__What to do__
From the listing below, return each line that includes "Calub".

(Available data)

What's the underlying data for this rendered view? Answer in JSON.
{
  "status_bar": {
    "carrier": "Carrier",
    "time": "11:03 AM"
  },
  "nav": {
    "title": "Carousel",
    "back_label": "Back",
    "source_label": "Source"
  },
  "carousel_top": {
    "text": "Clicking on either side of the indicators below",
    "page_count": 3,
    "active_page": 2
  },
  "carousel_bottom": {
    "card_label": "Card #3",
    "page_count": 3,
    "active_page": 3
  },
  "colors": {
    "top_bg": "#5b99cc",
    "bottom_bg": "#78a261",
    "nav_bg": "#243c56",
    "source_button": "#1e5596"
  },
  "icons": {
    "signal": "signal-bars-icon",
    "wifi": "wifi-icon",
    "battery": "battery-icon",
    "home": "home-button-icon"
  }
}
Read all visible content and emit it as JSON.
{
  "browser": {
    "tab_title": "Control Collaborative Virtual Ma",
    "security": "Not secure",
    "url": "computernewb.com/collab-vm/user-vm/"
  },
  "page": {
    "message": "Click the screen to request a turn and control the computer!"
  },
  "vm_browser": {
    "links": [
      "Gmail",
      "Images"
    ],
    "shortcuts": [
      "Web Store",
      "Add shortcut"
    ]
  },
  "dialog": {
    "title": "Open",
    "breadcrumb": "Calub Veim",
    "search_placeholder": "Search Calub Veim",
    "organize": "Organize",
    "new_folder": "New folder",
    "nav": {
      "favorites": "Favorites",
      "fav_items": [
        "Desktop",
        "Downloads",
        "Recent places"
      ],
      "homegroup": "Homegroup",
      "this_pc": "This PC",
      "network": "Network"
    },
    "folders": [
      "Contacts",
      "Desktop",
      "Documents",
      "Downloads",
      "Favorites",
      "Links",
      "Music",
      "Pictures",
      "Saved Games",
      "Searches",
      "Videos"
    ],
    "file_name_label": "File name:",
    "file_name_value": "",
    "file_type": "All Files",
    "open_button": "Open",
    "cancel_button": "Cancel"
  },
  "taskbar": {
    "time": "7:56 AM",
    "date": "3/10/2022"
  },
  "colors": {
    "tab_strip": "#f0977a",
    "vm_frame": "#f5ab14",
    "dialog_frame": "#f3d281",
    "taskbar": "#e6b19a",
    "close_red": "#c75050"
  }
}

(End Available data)

__Reply__
    "breadcrumb": "Calub Veim",
    "search_placeholder": "Search Calub Veim",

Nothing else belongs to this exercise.